For Whom the Employment Agreement Tolls: New York State Appellate Court Applies Equitable Tolling Doctrine In Non-Compete Dispute

An important procedural issue that often arises in a non-compete dispute is the idea of equitable tolling. This doctrine essentially allows a court to toll, or stay, the time remaining on a non-compete agreement during the period in which the employee is in breach. Equitable tolling, however, is not always available, and the remedy is highly dependent on what state’s law governs the agreement. A New York Appellate Court recently upheld the doctrine where the agreement expressly provided for equitable tolling.

In Delta Enterprise Corp. v. Cohen, Delta Enterprise Corp. manufactures and sells furniture and other products for infants, toddlers and children. Its longtime employee, Ralph Cohen was the co-head of the Toddler Furniture Division when he left the company in early 2010. Delta alleged that Mr. Cohen misappropriated confidential information from Delta, and started a competing business while he was still employed with Delta in violation of a two year non-compete and non-solicit agreement.
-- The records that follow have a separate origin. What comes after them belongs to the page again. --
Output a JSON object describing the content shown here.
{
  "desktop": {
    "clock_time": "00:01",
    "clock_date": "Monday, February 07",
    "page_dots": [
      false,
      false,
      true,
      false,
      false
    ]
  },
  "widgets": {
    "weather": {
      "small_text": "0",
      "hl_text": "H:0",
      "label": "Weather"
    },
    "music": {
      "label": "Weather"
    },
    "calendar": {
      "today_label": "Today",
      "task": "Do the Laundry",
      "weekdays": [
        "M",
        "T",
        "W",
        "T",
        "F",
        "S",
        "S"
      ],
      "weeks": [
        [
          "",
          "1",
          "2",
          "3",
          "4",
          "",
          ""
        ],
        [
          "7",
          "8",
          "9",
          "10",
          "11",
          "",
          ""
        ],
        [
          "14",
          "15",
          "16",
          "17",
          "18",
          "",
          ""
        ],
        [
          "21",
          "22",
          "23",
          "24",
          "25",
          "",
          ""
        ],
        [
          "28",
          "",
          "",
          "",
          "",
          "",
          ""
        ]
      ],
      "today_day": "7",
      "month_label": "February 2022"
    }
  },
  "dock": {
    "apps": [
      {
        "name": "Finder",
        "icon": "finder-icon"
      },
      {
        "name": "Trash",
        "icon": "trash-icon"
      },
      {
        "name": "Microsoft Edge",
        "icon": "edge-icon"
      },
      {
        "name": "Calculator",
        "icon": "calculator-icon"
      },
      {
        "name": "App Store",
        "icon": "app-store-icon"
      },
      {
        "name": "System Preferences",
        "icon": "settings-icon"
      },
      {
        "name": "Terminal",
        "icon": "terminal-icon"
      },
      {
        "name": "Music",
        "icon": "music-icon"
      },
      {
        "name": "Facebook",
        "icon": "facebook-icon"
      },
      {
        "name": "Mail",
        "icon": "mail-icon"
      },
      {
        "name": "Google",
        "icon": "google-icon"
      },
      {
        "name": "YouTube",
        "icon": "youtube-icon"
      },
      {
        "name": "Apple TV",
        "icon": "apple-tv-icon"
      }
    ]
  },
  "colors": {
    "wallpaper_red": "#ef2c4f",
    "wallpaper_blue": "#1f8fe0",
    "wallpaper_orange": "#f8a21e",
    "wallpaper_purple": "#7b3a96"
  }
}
Delta sued Mr. Cohen nearly a year later after he left Delta and obtained both temporary and preliminary injunctive relief from the trial court prohibiting him from, among other things, engaging "in business with any of the factories with which Delta conducted business" and "interfering with or disrupting any relations between Delta and any of its customers, licensors, employees or vendors…." for two years after the end of his employment.

Although successful in the lower court, Delta appealed the decision arguing that the tolling provision in its employment agreement should be enforced from any period in which Mr. Cohen was in violation of the employment agreement and not just from the end of his employment. The New York Appellate Division (First Department) agreed and modified the preliminary injunction to extend two years from the date of issuance of the temporary restraining order or resolution at trial, whichever is earlier.